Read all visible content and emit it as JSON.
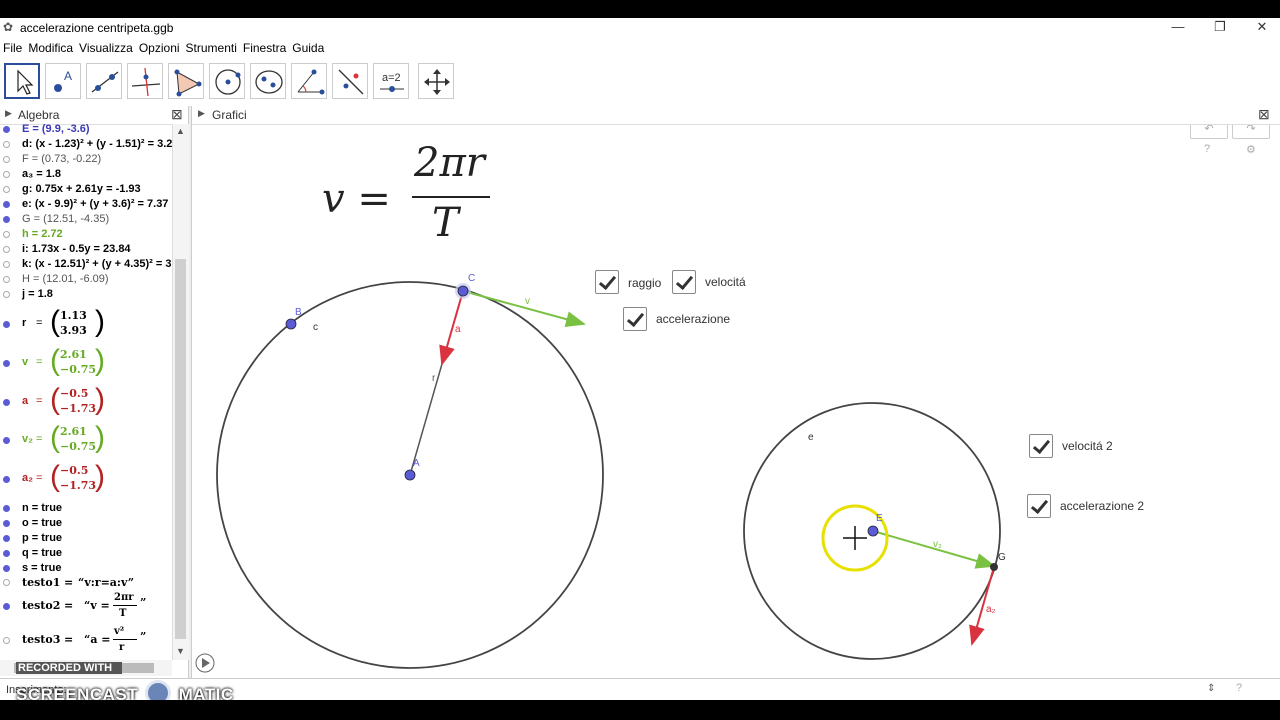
{
  "window": {
    "title": "accelerazione centripeta.ggb"
  },
  "menu": [
    "File",
    "Modifica",
    "Visualizza",
    "Opzioni",
    "Strumenti",
    "Finestra",
    "Guida"
  ],
  "tools": [
    "move-tool",
    "point-tool",
    "line-tool",
    "perpendicular-tool",
    "polygon-tool",
    "circle-tool",
    "conic-tool",
    "angle-tool",
    "reflect-tool",
    "slider-tool",
    "move-view-tool"
  ],
  "slider_tool_label": "a=2",
  "panels": {
    "algebra": "Algebra",
    "graphics": "Grafici"
  },
  "algebra": {
    "rows": [
      {
        "label": "E = (9.9, -3.6)",
        "color": "blue",
        "visible": true
      },
      {
        "label": "d: (x - 1.23)² + (y - 1.51)² = 3.2",
        "color": "black",
        "visible": false
      },
      {
        "label": "F = (0.73, -0.22)",
        "color": "gray",
        "visible": false
      },
      {
        "label": "a₃ = 1.8",
        "color": "black",
        "visible": false
      },
      {
        "label": "g: 0.75x + 2.61y = -1.93",
        "color": "black",
        "visible": false
      },
      {
        "label": "e: (x - 9.9)² + (y + 3.6)² = 7.37",
        "color": "black",
        "visible": true
      },
      {
        "label": "G = (12.51, -4.35)",
        "color": "gray",
        "visible": true
      },
      {
        "label": "h = 2.72",
        "color": "green",
        "visible": false
      },
      {
        "label": "i: 1.73x - 0.5y = 23.84",
        "color": "black",
        "visible": false
      },
      {
        "label": "k: (x - 12.51)² + (y + 4.35)² = 3",
        "color": "black",
        "visible": false
      },
      {
        "label": "H = (12.01, -6.09)",
        "color": "gray",
        "visible": false
      },
      {
        "label": "j = 1.8",
        "color": "black",
        "visible": false
      }
    ],
    "vectors": [
      {
        "name": "r",
        "top": "1.13",
        "bottom": "3.93",
        "color": "black"
      },
      {
        "name": "v",
        "top": "2.61",
        "bottom": "−0.75",
        "color": "green"
      },
      {
        "name": "a",
        "top": "−0.5",
        "bottom": "−1.73",
        "color": "red"
      },
      {
        "name": "v₂",
        "top": "2.61",
        "bottom": "−0.75",
        "color": "green"
      },
      {
        "name": "a₂",
        "top": "−0.5",
        "bottom": "−1.73",
        "color": "red"
      }
    ],
    "booleans": [
      "n = true",
      "o = true",
      "p = true",
      "q = true",
      "s = true"
    ],
    "texts": [
      {
        "name": "testo1",
        "value": "“v:r=a:v”"
      },
      {
        "name": "testo2",
        "prefix": "“v =",
        "num": "2πr",
        "den": "T",
        "suffix": "”"
      },
      {
        "name": "testo3",
        "prefix": "“a =",
        "num": "v²",
        "den": "r",
        "suffix": "”"
      }
    ]
  },
  "graphics": {
    "formula": {
      "lhs": "v =",
      "num": "2πr",
      "den": "T"
    },
    "checkboxes": [
      {
        "label": "raggio",
        "checked": true
      },
      {
        "label": "velocitá",
        "checked": true
      },
      {
        "label": "accelerazione",
        "checked": true
      },
      {
        "label": "velocitá 2",
        "checked": true
      },
      {
        "label": "accelerazione 2",
        "checked": true
      }
    ],
    "point_labels": {
      "A": "A",
      "B": "B",
      "C": "C",
      "E": "E",
      "G": "G",
      "c": "c",
      "e": "e"
    },
    "vector_labels": {
      "v": "v",
      "a": "a",
      "r": "r",
      "v2": "v₂",
      "a2": "a₂"
    }
  },
  "input_bar": {
    "label": "Inserimento:"
  },
  "watermark": {
    "recorded": "RECORDED WITH",
    "brand_left": "SCREENCAST",
    "brand_right": "MATIC"
  },
  "colors": {
    "point": "#5b5bd6",
    "velocity": "#7ac142",
    "acceleration": "#d9333f",
    "selection": "#e8e000"
  }
}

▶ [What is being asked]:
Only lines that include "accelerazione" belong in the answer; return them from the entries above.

▶ [Exercise solution]:
    "title": "accelerazione centripeta.ggb"
        "label": "accelerazione",
        "label": "accelerazione 2",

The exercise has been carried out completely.